### [DIRECTIONS FOR THIS TASK]
From the entries that follow, work out how many lines contain "compress". Write the number only.

### [Collected data]
########################################
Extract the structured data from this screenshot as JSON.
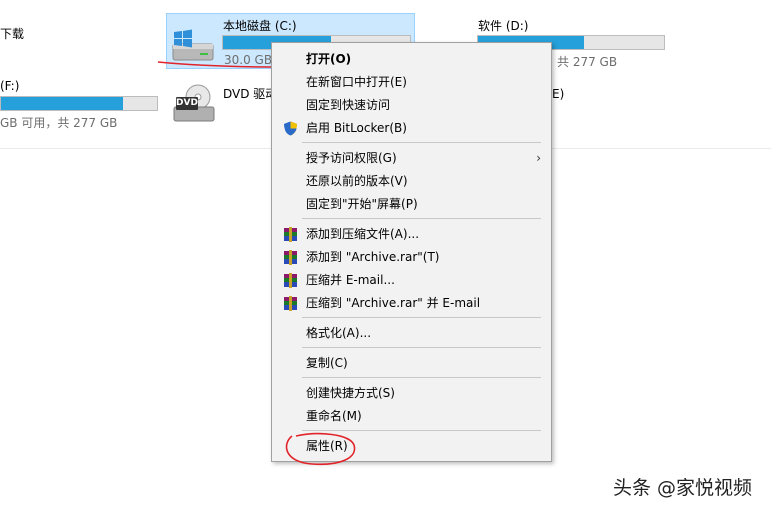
{
  "quick_access_partial": "下载",
  "drives": {
    "c": {
      "name": "本地磁盘 (C:)",
      "free": "30.0 GB",
      "used_fraction": 0.58
    },
    "d": {
      "name": "软件 (D:)",
      "stat": "共 277 GB",
      "used_fraction": 0.57
    },
    "f": {
      "name": "(F:)",
      "stat": "GB 可用，共 277 GB",
      "used_fraction": 0.78
    },
    "dvd": {
      "name": "DVD 驱动",
      "icon_label": "DVD",
      "partial_right": "E)"
    }
  },
  "context_menu": {
    "items": [
      {
        "id": "open",
        "label": "打开(O)",
        "bold": true
      },
      {
        "id": "open-new-window",
        "label": "在新窗口中打开(E)"
      },
      {
        "id": "pin-quick-access",
        "label": "固定到快速访问"
      },
      {
        "id": "enable-bitlocker",
        "label": "启用 BitLocker(B)",
        "icon": "shield-icon"
      },
      {
        "id": "grant-access",
        "label": "授予访问权限(G)",
        "submenu": true
      },
      {
        "id": "restore-versions",
        "label": "还原以前的版本(V)"
      },
      {
        "id": "pin-start",
        "label": "固定到\"开始\"屏幕(P)"
      },
      {
        "id": "add-archive",
        "label": "添加到压缩文件(A)...",
        "icon": "winrar-icon"
      },
      {
        "id": "add-archive-rar",
        "label": "添加到 \"Archive.rar\"(T)",
        "icon": "winrar-icon"
      },
      {
        "id": "compress-email",
        "label": "压缩并 E-mail...",
        "icon": "winrar-icon"
      },
      {
        "id": "compress-rar-email",
        "label": "压缩到 \"Archive.rar\" 并 E-mail",
        "icon": "winrar-icon"
      },
      {
        "id": "format",
        "label": "格式化(A)..."
      },
      {
        "id": "copy",
        "label": "复制(C)"
      },
      {
        "id": "create-shortcut",
        "label": "创建快捷方式(S)"
      },
      {
        "id": "rename",
        "label": "重命名(M)"
      },
      {
        "id": "properties",
        "label": "属性(R)"
      }
    ],
    "submenu_arrow": "›"
  },
  "watermark": "头条 @家悦视频",
  "colors": {
    "accent": "#26a0da",
    "selection": "#cce8ff",
    "annotation": "#e0242a"
  }
}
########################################
### [TASK OUTPUT]
2